RECORDS PROVIDED section start

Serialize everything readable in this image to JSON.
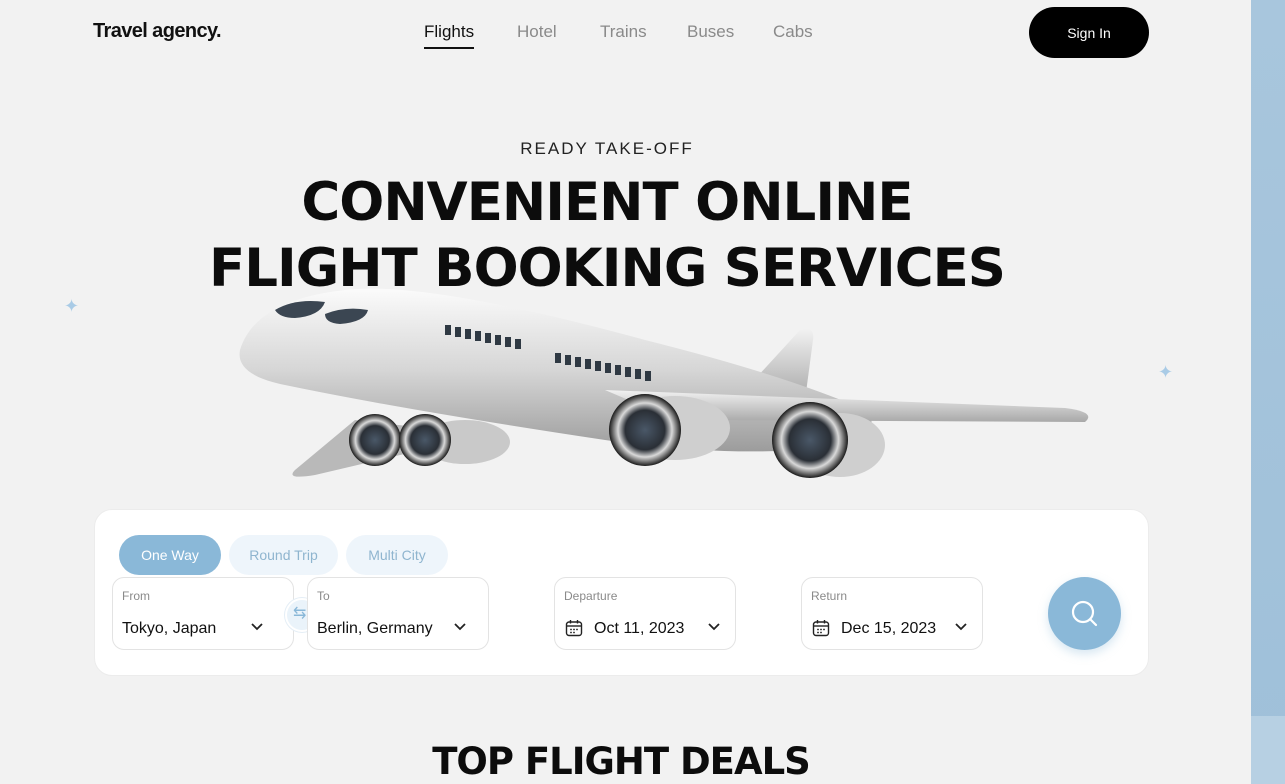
{
  "header": {
    "logo": "Travel agency.",
    "nav": [
      "Flights",
      "Hotel",
      "Trains",
      "Buses",
      "Cabs"
    ],
    "active_nav": "Flights",
    "signin_label": "Sign In"
  },
  "hero": {
    "eyebrow": "READY TAKE-OFF",
    "headline_line1": "CONVENIENT ONLINE",
    "headline_line2": "FLIGHT BOOKING SERVICES"
  },
  "search": {
    "trip_types": [
      "One Way",
      "Round Trip",
      "Multi City"
    ],
    "selected_trip": "One Way",
    "from": {
      "label": "From",
      "value": "Tokyo, Japan"
    },
    "to": {
      "label": "To",
      "value": "Berlin, Germany"
    },
    "departure": {
      "label": "Departure",
      "value": "Oct 11, 2023"
    },
    "return": {
      "label": "Return",
      "value": "Dec 15, 2023"
    },
    "accent_color": "#8ab8d8"
  },
  "deals": {
    "title": "TOP FLIGHT DEALS"
  },
  "icons": [
    "swap-icon",
    "calendar-icon",
    "chevron-down-icon",
    "search-icon",
    "sparkle-icon",
    "airplane-illustration"
  ]
}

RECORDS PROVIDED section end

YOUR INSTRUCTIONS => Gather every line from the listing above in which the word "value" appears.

EXERCISE SOLUTION =>
      "value": "Tokyo, Japan"
      "value": "Berlin, Germany"
      "value": "Oct 11, 2023"
      "value": "Dec 15, 2023"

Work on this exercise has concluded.